Restless Mania discusses shirts with communist themes on them. My friend Matt and I have discussed how we might each wear a Che Guevera shirt, only to mock him (what better way to subtly diss an anti-capitalist icon than turning him into a symbol of American materialism?).

Speaking of Slant Truth, the folks there lay the smackdown on the "blackfacing" of Joe Lieberman scandal. I can't tell which is more infuriating, when liberals engage in this crap, or when they try and defend it. Good for Kevin Andre Eliott for some highly justified ripping.

Tim Burke discusses the glories of LibraryThing. Like crack cocaine, it is.

Apparently, I inspired this post at Jurisdynamics. I'll give readers a hint: it's not because I have a natural affinity for the link between math and law.


Anonymous said...

David, I'm a little confused about your objection to the "blackfacing" add, just as I've been confused by the entire scandal. What is it about the depiction of a candidate in blackface that is prima facie unnaceptable in political debate? I understand that actual blackface performances are rooted in racism and usually had severely racist connotations. As such, if a candidate actually performed in blackface it would be clearly deserving of disgust, outrage, and probably confusion too since the idea of anyone actually doing that today is more than a little absurd.

But what is it about the satirical use of the blackface imagery that deserves such strong condemnation? I read your post about it's use in the Maryland race. I think there were two significant differences. (1) The image was accompanied by the "sambo" rhetoric, making it a very clear use of racial stereotyping to smear a candidate. (2) Being a contest between two black candidates, I think the "who's REALLY black?" kind of bickering is bad politics in that it ignores substantive issues, and secondly, is essentializing (it assumes there are "black" political stances).

Neither of those dynamics apply to this race.

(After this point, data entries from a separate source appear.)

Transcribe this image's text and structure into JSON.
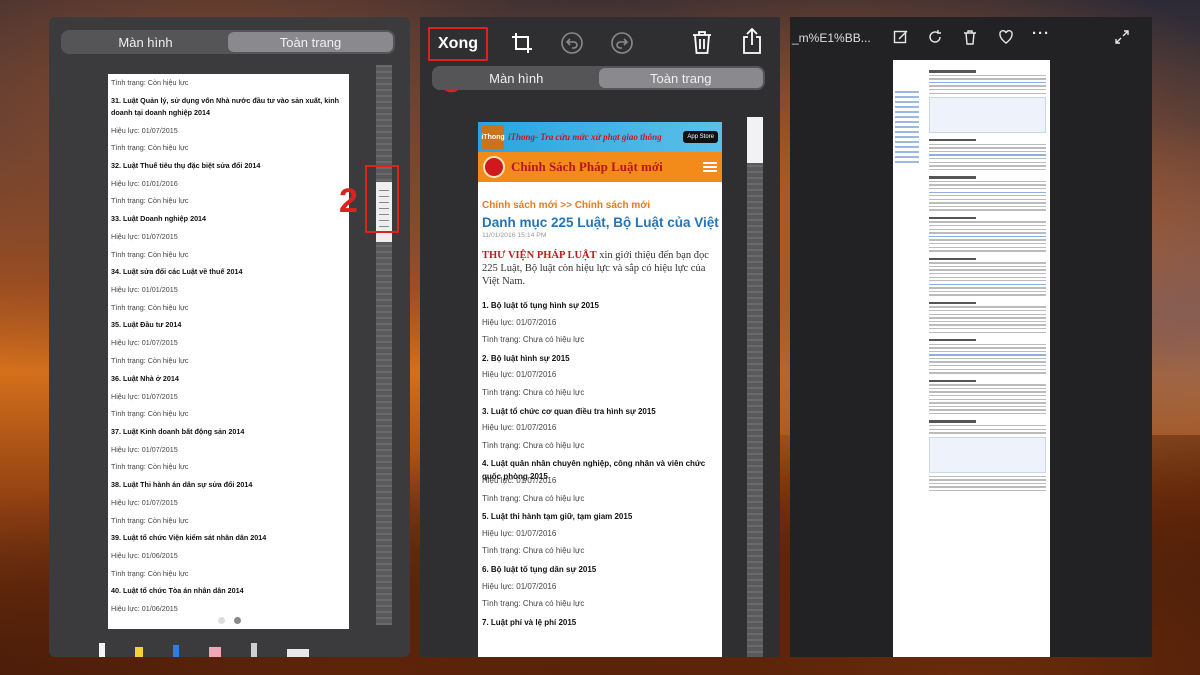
{
  "left_panel": {
    "segment": {
      "options": [
        "Màn hình",
        "Toàn trang"
      ],
      "selected": "Toàn trang"
    },
    "doc_rows": [
      {
        "text": "Tình trạng: Còn hiệu lực",
        "bold": false
      },
      {
        "text": "31. Luật Quản lý, sử dụng vốn Nhà nước đầu tư vào sản xuất, kinh doanh tại doanh nghiệp 2014",
        "bold": true
      },
      {
        "text": "Hiệu lực: 01/07/2015",
        "bold": false
      },
      {
        "text": "Tình trạng: Còn hiệu lực",
        "bold": false
      },
      {
        "text": "32. Luật Thuế tiêu thụ đặc biệt sửa đổi 2014",
        "bold": true
      },
      {
        "text": "Hiệu lực: 01/01/2016",
        "bold": false
      },
      {
        "text": "Tình trạng: Còn hiệu lực",
        "bold": false
      },
      {
        "text": "33. Luật Doanh nghiệp 2014",
        "bold": true
      },
      {
        "text": "Hiệu lực: 01/07/2015",
        "bold": false
      },
      {
        "text": "Tình trạng: Còn hiệu lực",
        "bold": false
      },
      {
        "text": "34. Luật sửa đổi các Luật về thuế 2014",
        "bold": true
      },
      {
        "text": "Hiệu lực: 01/01/2015",
        "bold": false
      },
      {
        "text": "Tình trạng: Còn hiệu lực",
        "bold": false
      },
      {
        "text": "35. Luật Đầu tư 2014",
        "bold": true
      },
      {
        "text": "Hiệu lực: 01/07/2015",
        "bold": false
      },
      {
        "text": "Tình trạng: Còn hiệu lực",
        "bold": false
      },
      {
        "text": "36. Luật Nhà ở 2014",
        "bold": true
      },
      {
        "text": "Hiệu lực: 01/07/2015",
        "bold": false
      },
      {
        "text": "Tình trạng: Còn hiệu lực",
        "bold": false
      },
      {
        "text": "37. Luật Kinh doanh bất động sản 2014",
        "bold": true
      },
      {
        "text": "Hiệu lực: 01/07/2015",
        "bold": false
      },
      {
        "text": "Tình trạng: Còn hiệu lực",
        "bold": false
      },
      {
        "text": "38. Luật Thi hành án dân sự sửa đổi 2014",
        "bold": true
      },
      {
        "text": "Hiệu lực: 01/07/2015",
        "bold": false
      },
      {
        "text": "Tình trạng: Còn hiệu lực",
        "bold": false
      },
      {
        "text": "39. Luật tổ chức Viện kiểm sát nhân dân 2014",
        "bold": true
      },
      {
        "text": "Hiệu lực: 01/06/2015",
        "bold": false
      },
      {
        "text": "Tình trạng: Còn hiệu lực",
        "bold": false
      },
      {
        "text": "40. Luật tổ chức Tòa án nhân dân 2014",
        "bold": true
      },
      {
        "text": "Hiệu lực: 01/06/2015",
        "bold": false
      }
    ],
    "step_label": "2"
  },
  "middle_panel": {
    "done_label": "Xong",
    "step_label": "3",
    "icons": [
      "crop-icon",
      "undo-icon",
      "redo-icon",
      "trash-icon",
      "share-icon"
    ],
    "segment": {
      "options": [
        "Màn hình",
        "Toàn trang"
      ],
      "selected": "Toàn trang"
    },
    "banner_top_text": "iThong- Tra cứu mức xử phạt giao thông",
    "banner_logo_text": "iThong",
    "app_store_label": "App Store",
    "banner_site_text": "Chính Sách Pháp Luật mới",
    "breadcrumb": "Chính sách mới >> Chính sách mới",
    "title": "Danh mục 225 Luật, Bộ Luật của Việt Nam",
    "date": "11/01/2016 15:14 PM",
    "intro_highlight": "THƯ VIỆN PHÁP LUẬT",
    "intro_rest": " xin giới thiệu đến bạn đọc 225 Luật, Bộ luật còn hiệu lực và sắp có hiệu lực của Việt Nam.",
    "doc_rows": [
      {
        "text": "1. Bộ luật tố tụng hình sự 2015",
        "bold": true
      },
      {
        "text": "Hiệu lực: 01/07/2016",
        "bold": false
      },
      {
        "text": "Tình trạng: Chưa có hiệu lực",
        "bold": false
      },
      {
        "text": "2. Bộ luật hình sự 2015",
        "bold": true
      },
      {
        "text": "Hiệu lực: 01/07/2016",
        "bold": false
      },
      {
        "text": "Tình trạng: Chưa có hiệu lực",
        "bold": false
      },
      {
        "text": "3. Luật tổ chức cơ quan điều tra hình sự 2015",
        "bold": true
      },
      {
        "text": "Hiệu lực: 01/07/2016",
        "bold": false
      },
      {
        "text": "Tình trạng: Chưa có hiệu lực",
        "bold": false
      },
      {
        "text": "4. Luật quân nhân chuyên nghiệp, công nhân và viên chức quốc phòng 2015",
        "bold": true
      },
      {
        "text": "Hiệu lực: 01/07/2016",
        "bold": false
      },
      {
        "text": "Tình trạng: Chưa có hiệu lực",
        "bold": false
      },
      {
        "text": "5. Luật thi hành tạm giữ, tạm giam 2015",
        "bold": true
      },
      {
        "text": "Hiệu lực: 01/07/2016",
        "bold": false
      },
      {
        "text": "Tình trạng: Chưa có hiệu lực",
        "bold": false
      },
      {
        "text": "6. Bộ luật tố tụng dân sự 2015",
        "bold": true
      },
      {
        "text": "Hiệu lực: 01/07/2016",
        "bold": false
      },
      {
        "text": "Tình trạng: Chưa có hiệu lực",
        "bold": false
      },
      {
        "text": "7. Luật phí và lệ phí 2015",
        "bold": true
      }
    ]
  },
  "right_panel": {
    "file_name": "_m%E1%BB...",
    "icons": [
      "markup-icon",
      "rotate-icon",
      "trash-icon",
      "heart-icon",
      "more-icon",
      "expand-icon"
    ]
  },
  "colors": {
    "annotation_red": "#e0201a",
    "breadcrumb_orange": "#e57a1b",
    "title_blue": "#2275b9"
  }
}
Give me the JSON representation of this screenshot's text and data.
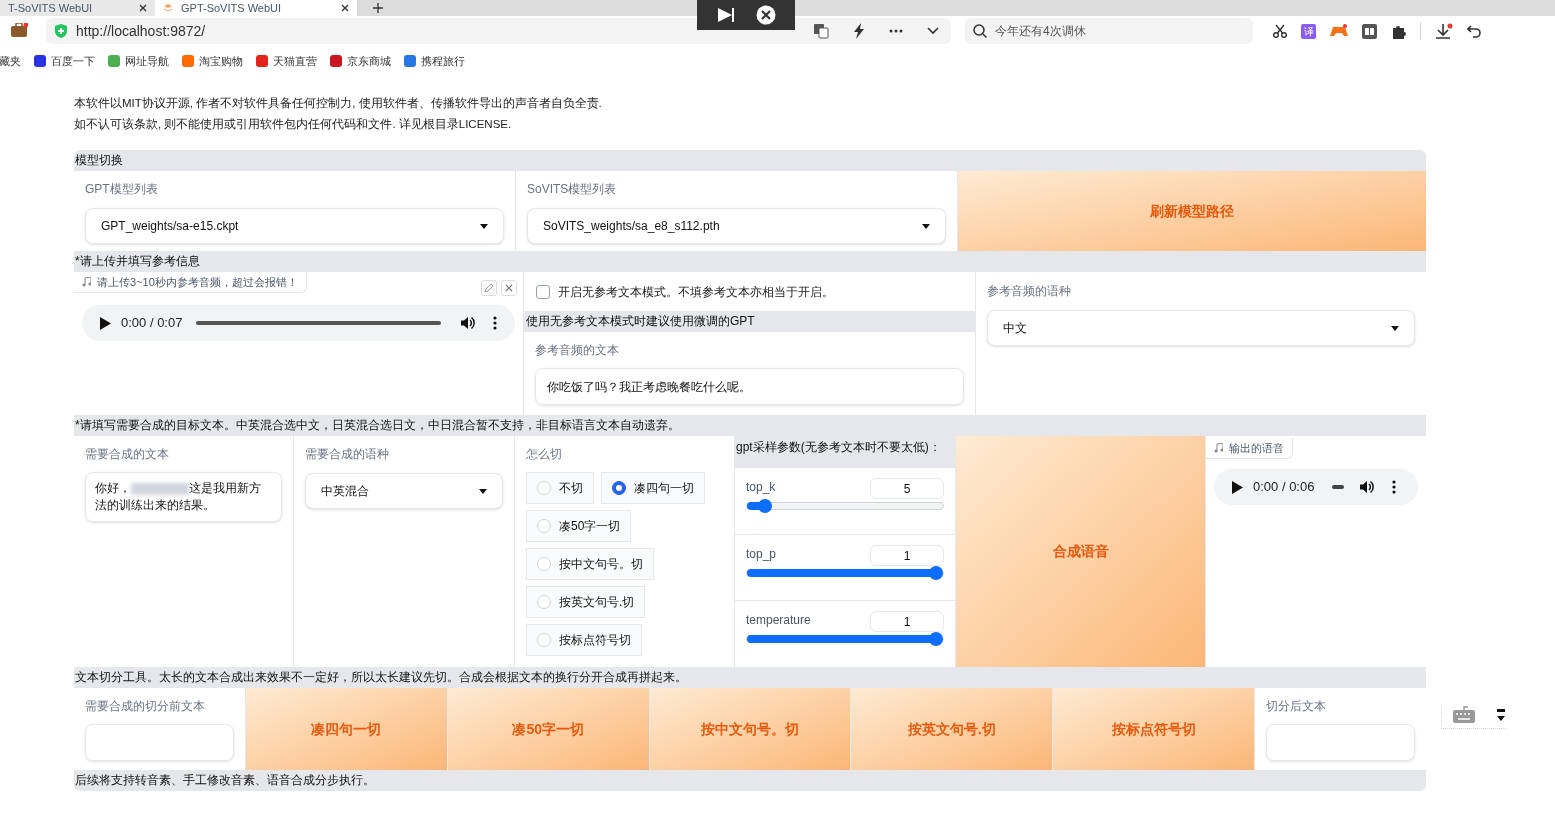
{
  "browser": {
    "tabs": [
      {
        "title": "T-SoVITS WebUI",
        "selected": false
      },
      {
        "title": "GPT-SoVITS WebUI",
        "selected": true
      }
    ],
    "address": "http://localhost:9872/",
    "search_placeholder": "今年还有4次调休",
    "translate_badge": "译",
    "bookmarks": [
      {
        "label": "藏夹",
        "color": "#ffffff"
      },
      {
        "label": "百度一下",
        "color": "#2932e1"
      },
      {
        "label": "网址导航",
        "color": "#4caf50"
      },
      {
        "label": "淘宝购物",
        "color": "#ff6a00"
      },
      {
        "label": "天猫直营",
        "color": "#e1251b"
      },
      {
        "label": "京东商城",
        "color": "#c81623"
      },
      {
        "label": "携程旅行",
        "color": "#2577e3"
      }
    ]
  },
  "notice": [
    "本软件以MIT协议开源, 作者不对软件具备任何控制力, 使用软件者、传播软件导出的声音者自负全责.",
    "如不认可该条款, 则不能使用或引用软件包内任何代码和文件. 详见根目录LICENSE."
  ],
  "model_section": {
    "title": "模型切换",
    "gpt_model": {
      "label": "GPT模型列表",
      "value": "GPT_weights/sa-e15.ckpt"
    },
    "sovits_model": {
      "label": "SoVITS模型列表",
      "value": "SoVITS_weights/sa_e8_s112.pth"
    },
    "refresh_button": "刷新模型路径"
  },
  "reference_section": {
    "title": "*请上传并填写参考信息",
    "audio": {
      "label": "请上传3~10秒内参考音频，超过会报错！",
      "time": "0:00 / 0:07"
    },
    "no_ref_mode": {
      "label": "开启无参考文本模式。不填参考文本亦相当于开启。",
      "checked": false
    },
    "hint": "使用无参考文本模式时建议使用微调的GPT",
    "ref_text": {
      "label": "参考音频的文本",
      "value": "你吃饭了吗？我正考虑晚餐吃什么呢。"
    },
    "ref_language": {
      "label": "参考音频的语种",
      "value": "中文"
    }
  },
  "synthesis_section": {
    "title": "*请填写需要合成的目标文本。中英混合选中文，日英混合选日文，中日混合暂不支持，非目标语言文本自动遗弃。",
    "target_text": {
      "label": "需要合成的文本",
      "value_start": "你好，",
      "value_end": "这是我用新方法的训练出来的结果。"
    },
    "target_language": {
      "label": "需要合成的语种",
      "value": "中英混合"
    },
    "cut_method": {
      "label": "怎么切",
      "options": [
        {
          "label": "不切",
          "selected": false
        },
        {
          "label": "凑四句一切",
          "selected": true
        },
        {
          "label": "凑50字一切",
          "selected": false
        },
        {
          "label": "按中文句号。切",
          "selected": false
        },
        {
          "label": "按英文句号.切",
          "selected": false
        },
        {
          "label": "按标点符号切",
          "selected": false
        }
      ]
    },
    "gpt_params": {
      "title": "gpt采样参数(无参考文本时不要太低)：",
      "sliders": [
        {
          "name": "top_k",
          "value": "5",
          "level": 0.06
        },
        {
          "name": "top_p",
          "value": "1",
          "level": 1
        },
        {
          "name": "temperature",
          "value": "1",
          "level": 1
        }
      ]
    },
    "synthesize_button": "合成语音",
    "output_audio": {
      "label": "输出的语音",
      "time": "0:00 / 0:06"
    }
  },
  "split_section": {
    "title": "文本切分工具。太长的文本合成出来效果不一定好，所以太长建议先切。合成会根据文本的换行分开合成再拼起来。",
    "input_label": "需要合成的切分前文本",
    "buttons": [
      "凑四句一切",
      "凑50字一切",
      "按中文句号。切",
      "按英文句号.切",
      "按标点符号切"
    ],
    "output_label": "切分后文本"
  },
  "footer": "后续将支持转音素、手工修改音素、语音合成分步执行。"
}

The Lamont blogger offers two justifications for the image. (1) Lieberman's campaign engages in race-baiting, and (2) Lieberman is distorting his record to appeal to black voters. Now, I don't know enough about the details of the CT to validate or invalidate either of those arguments. But by the reaction of yourself and the diatribe that you link to, it seems that doesn't matter. Your position seems to be that even if those things are true it couldn't possibly justify the racist imagery. In fact the post you link to respons to these defenses with a rhetorical question ("I suppose this justifies what you did?!?!?"). That's clearly question-begging because the blogger's response presuposses that the imagery is not justifiable. The whole post is just that kind of blustering outrage that lacks any substantive argumentation.

So here's my question, what is it about depicting Liberman in blackface to make the satirical point that he is distorting his image and engaging in race-baiting to win black votes that is categorically reprehensible? Maybe those justifications aren't true, as I said I don't know. But assuming they are, why do we automatically condemn that particular image?

Anonymous said...

To clarify, I really do man the above question as inquisitve and not argumentative. I realize that the blog post was, at the very least, in bad taste, and not the kind of political disourse I like to see. And this may very well be a case of "Matt's lived in Texas too long and just doesn't get it" - because while I see that the post is not good, I don't understand why the blackface imagery is just 100% never justifiable in political satire.

The probligo said...

Matthew, perhaps David's objection might be the same if Lieberman used Shakespear's Shylock as a cultural and racial monotype to gain the Jewish vote.

At least, I would hope so... but then David has never expressed any opposition to Shakespear, so I wouldn't know.